--- START ---

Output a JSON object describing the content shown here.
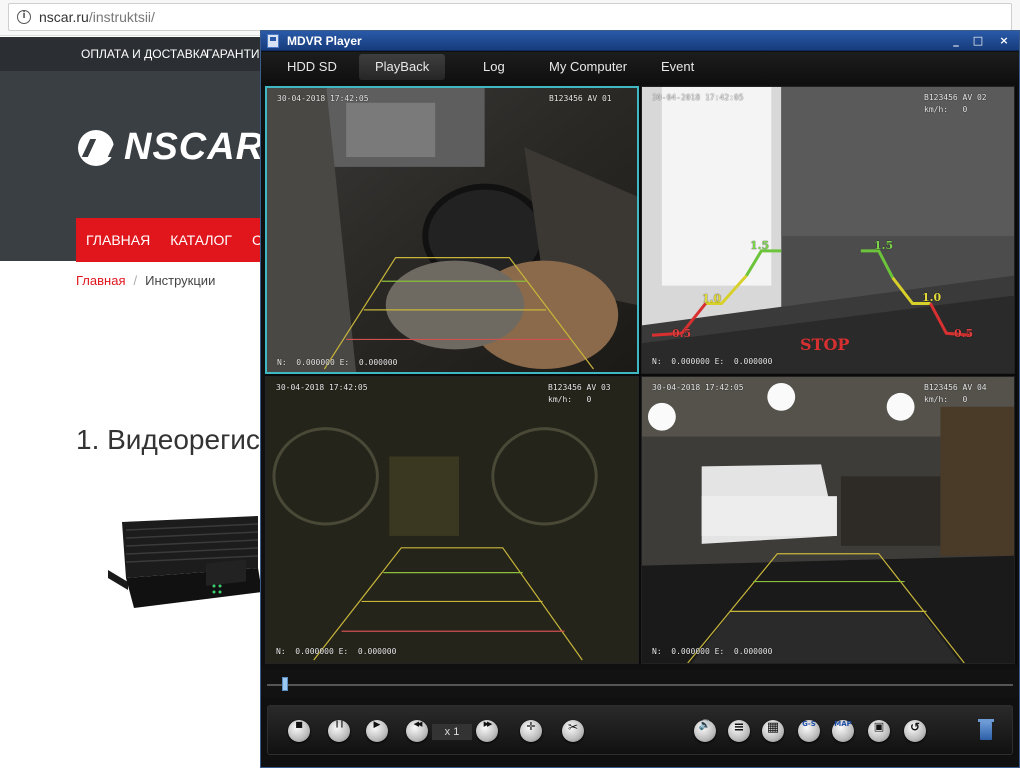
{
  "browser": {
    "url_host": "nscar.ru",
    "url_path": "/instruktsii/"
  },
  "site": {
    "topbar_links": [
      "Оплата и доставка",
      "Гарантия"
    ],
    "logo_text": "NSCAR",
    "nav_items": [
      "Главная",
      "Каталог",
      "С"
    ],
    "breadcrumb": {
      "home": "Главная",
      "separator": "/",
      "current": "Инструкции"
    },
    "article_heading": "1. Видеорегис",
    "accent_color": "#e1161d"
  },
  "player": {
    "title": "MDVR Player",
    "window_controls": [
      "_",
      "□",
      "×"
    ],
    "tabs": [
      {
        "label": "HDD SD",
        "active": false
      },
      {
        "label": "PlayBack",
        "active": true
      },
      {
        "label": "Log",
        "active": false
      },
      {
        "label": "My Computer",
        "active": false
      },
      {
        "label": "Event",
        "active": false
      }
    ],
    "cameras": [
      {
        "datetime": "30-04-2018 17:42:05",
        "id": "B123456 AV 01",
        "speed": "",
        "coords": "N:  0.000000 E:  0.000000",
        "selected": true
      },
      {
        "datetime": "30-04-2018 17:42:05",
        "id": "B123456 AV 02",
        "speed": "km/h:   0",
        "coords": "N:  0.000000 E:  0.000000",
        "selected": false,
        "guides": [
          "1.5",
          "1.5",
          "1.0",
          "1.0",
          "0.5",
          "0.5"
        ],
        "stop_label": "STOP"
      },
      {
        "datetime": "30-04-2018 17:42:05",
        "id": "B123456 AV 03",
        "speed": "km/h:   0",
        "coords": "N:  0.000000 E:  0.000000",
        "selected": false
      },
      {
        "datetime": "30-04-2018 17:42:05",
        "id": "B123456 AV 04",
        "speed": "km/h:   0",
        "coords": "N:  0.000000 E:  0.000000",
        "selected": false
      }
    ],
    "playback_speed": "x 1",
    "seek_position": 0.02,
    "selected_border_color": "#3fb8c4"
  }
}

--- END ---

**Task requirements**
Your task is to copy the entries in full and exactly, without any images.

**Problem solution**
Output a JSON object describing the content shown here.
{
  "browser": {
    "url_host": "nscar.ru",
    "url_path": "/instruktsii/"
  },
  "site": {
    "topbar_links": [
      "Оплата и доставка",
      "Гарантия"
    ],
    "logo_text": "NSCAR",
    "nav_items": [
      "Главная",
      "Каталог",
      "С"
    ],
    "breadcrumb": {
      "home": "Главная",
      "separator": "/",
      "current": "Инструкции"
    },
    "article_heading": "1. Видеорегис",
    "accent_color": "#e1161d"
  },
  "player": {
    "title": "MDVR Player",
    "window_controls": [
      "_",
      "□",
      "×"
    ],
    "tabs": [
      {
        "label": "HDD SD",
        "active": false
      },
      {
        "label": "PlayBack",
        "active": true
      },
      {
        "label": "Log",
        "active": false
      },
      {
        "label": "My Computer",
        "active": false
      },
      {
        "label": "Event",
        "active": false
      }
    ],
    "cameras": [
      {
        "datetime": "30-04-2018 17:42:05",
        "id": "B123456 AV 01",
        "speed": "",
        "coords": "N:  0.000000 E:  0.000000",
        "selected": true
      },
      {
        "datetime": "30-04-2018 17:42:05",
        "id": "B123456 AV 02",
        "speed": "km/h:   0",
        "coords": "N:  0.000000 E:  0.000000",
        "selected": false,
        "guides": [
          "1.5",
          "1.5",
          "1.0",
          "1.0",
          "0.5",
          "0.5"
        ],
        "stop_label": "STOP"
      },
      {
        "datetime": "30-04-2018 17:42:05",
        "id": "B123456 AV 03",
        "speed": "km/h:   0",
        "coords": "N:  0.000000 E:  0.000000",
        "selected": false
      },
      {
        "datetime": "30-04-2018 17:42:05",
        "id": "B123456 AV 04",
        "speed": "km/h:   0",
        "coords": "N:  0.000000 E:  0.000000",
        "selected": false
      }
    ],
    "playback_speed": "x 1",
    "seek_position": 0.02,
    "selected_border_color": "#3fb8c4"
  }
}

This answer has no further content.